New study analyzes what role is vitamin D playing in colorectal cancer
A new study published in the Journal of the National Cancer Institute gives us the strongest evidence we’ve had so far that there is a link between colorectal cancer and vitamin D. According to Marji McCullough, a co-author of the study, a deficiency of Vitamin D in both women and men can increase the risk of this type of cancer by 30%. In contrast, people who had increased levels of the vitamin, above the necessary amount, actually had a 22% lower risk.

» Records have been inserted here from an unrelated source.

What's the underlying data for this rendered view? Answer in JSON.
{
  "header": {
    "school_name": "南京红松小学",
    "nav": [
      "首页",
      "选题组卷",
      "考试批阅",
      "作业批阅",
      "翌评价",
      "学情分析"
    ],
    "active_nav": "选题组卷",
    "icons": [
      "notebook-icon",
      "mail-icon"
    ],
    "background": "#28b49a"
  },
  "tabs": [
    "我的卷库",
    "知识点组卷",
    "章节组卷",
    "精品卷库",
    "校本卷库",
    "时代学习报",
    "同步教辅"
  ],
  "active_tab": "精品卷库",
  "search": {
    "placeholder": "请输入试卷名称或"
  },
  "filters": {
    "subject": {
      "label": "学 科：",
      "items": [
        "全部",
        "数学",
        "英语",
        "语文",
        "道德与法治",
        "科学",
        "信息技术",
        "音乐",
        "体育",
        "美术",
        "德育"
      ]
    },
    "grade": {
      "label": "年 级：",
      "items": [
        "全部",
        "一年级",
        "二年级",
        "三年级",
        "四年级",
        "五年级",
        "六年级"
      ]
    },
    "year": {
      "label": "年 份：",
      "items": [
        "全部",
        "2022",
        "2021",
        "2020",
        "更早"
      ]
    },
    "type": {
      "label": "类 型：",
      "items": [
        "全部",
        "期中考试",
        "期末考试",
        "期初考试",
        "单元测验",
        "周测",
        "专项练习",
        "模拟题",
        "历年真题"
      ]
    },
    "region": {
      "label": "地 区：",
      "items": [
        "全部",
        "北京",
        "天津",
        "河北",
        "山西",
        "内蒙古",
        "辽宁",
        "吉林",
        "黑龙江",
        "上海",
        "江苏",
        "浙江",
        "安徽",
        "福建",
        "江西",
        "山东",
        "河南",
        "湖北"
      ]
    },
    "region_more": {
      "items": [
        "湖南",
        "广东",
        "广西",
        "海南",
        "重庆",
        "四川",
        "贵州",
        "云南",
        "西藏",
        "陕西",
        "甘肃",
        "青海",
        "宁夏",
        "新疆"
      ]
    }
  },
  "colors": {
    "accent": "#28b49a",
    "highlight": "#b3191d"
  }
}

This study covered 12,813 adult people in Europe, Asia and the US and it analyzed people with colorectal cancer and people of a similar age and race who did not have cancer. Researchers examined blood samples that were taken before the participants were diagnosed with cancer and they also took into consideration the factors that normally trigger colorectal cancer, such as lack of physical activity and smoking. McCullough stated that even a greater amount of Vitamin D than the optimal dose for bone health might be needed in order to prevent this disease.
More does not mean better

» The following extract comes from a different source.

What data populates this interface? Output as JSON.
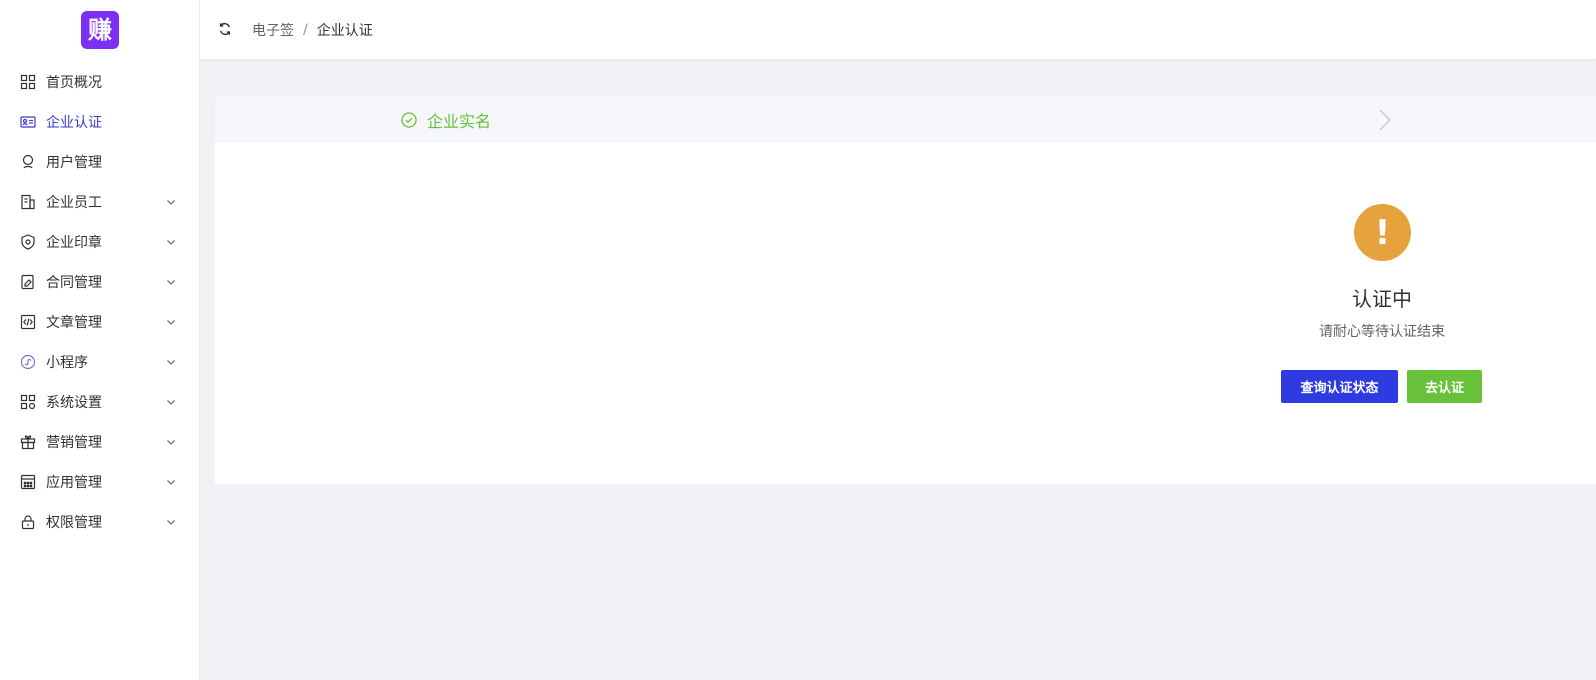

The authors of the paper also observed the fact that increased vitamin D levels in the blood do not in fact provide any more benefits. This only means that there is no point in having an increased intake of the vitamin, over the sufficient range, since this would not further reduce the risk of developing colorectal cancer.
One more interesting finding of the study was a quite strong connection between lower risk of this type of cancer in women and higher blood levels of vitamin D. The researchers do not know the exact cause of this, but they believe that it might have something to do with the way vitamin D interacts with female hormones. McCullough also advised people to be careful with how much vitamin D they take, as taking too much can be toxic and can even cause kidney stones.
However, the study does not tell us whether vitamin D from sunlight, food or supplements can play a role in lowering the risk of developing colorectal cancer. We might have to wait for a larger study to take place.